» **Work order**
Where a line holds the word "kind", copy it from the records.

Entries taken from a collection
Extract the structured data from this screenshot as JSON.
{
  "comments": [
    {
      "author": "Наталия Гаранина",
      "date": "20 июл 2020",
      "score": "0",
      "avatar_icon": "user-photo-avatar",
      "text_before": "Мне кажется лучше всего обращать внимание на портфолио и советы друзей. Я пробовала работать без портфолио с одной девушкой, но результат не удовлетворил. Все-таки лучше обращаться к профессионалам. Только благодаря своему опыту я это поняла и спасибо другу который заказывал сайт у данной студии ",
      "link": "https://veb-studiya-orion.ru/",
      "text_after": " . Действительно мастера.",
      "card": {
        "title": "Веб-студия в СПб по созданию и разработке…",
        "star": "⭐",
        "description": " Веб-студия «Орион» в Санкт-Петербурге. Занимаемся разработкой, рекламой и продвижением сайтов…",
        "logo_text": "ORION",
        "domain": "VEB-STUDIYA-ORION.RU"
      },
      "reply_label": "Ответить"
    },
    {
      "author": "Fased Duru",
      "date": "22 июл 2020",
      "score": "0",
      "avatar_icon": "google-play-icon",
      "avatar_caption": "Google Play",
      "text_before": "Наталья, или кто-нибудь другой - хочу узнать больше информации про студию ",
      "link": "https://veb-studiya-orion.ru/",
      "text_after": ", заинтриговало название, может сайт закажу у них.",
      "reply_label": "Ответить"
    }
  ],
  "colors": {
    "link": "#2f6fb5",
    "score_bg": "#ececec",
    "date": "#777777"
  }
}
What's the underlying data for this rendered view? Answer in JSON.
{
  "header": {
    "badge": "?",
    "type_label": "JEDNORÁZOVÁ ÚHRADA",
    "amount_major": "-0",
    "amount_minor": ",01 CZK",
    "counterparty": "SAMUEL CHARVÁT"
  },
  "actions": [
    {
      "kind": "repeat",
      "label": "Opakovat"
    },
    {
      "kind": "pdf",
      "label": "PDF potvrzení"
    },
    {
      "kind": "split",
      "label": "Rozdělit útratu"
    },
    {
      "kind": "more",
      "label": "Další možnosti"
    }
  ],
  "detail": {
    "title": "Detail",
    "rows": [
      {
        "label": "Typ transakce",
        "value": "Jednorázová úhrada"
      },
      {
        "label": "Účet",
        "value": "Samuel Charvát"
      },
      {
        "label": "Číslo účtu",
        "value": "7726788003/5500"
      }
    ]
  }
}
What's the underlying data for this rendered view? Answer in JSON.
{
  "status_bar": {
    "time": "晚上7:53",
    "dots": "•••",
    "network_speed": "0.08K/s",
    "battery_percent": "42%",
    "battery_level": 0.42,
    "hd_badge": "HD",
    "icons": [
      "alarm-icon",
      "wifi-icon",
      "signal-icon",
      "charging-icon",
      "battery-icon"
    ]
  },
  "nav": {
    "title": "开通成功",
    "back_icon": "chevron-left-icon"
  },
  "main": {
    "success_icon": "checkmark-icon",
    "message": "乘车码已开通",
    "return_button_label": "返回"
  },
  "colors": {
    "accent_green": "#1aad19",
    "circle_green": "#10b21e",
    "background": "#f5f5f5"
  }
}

» **Finished exercise**
      "kind": "repeat",
      "kind": "pdf",
      "kind": "split",
      "kind": "more",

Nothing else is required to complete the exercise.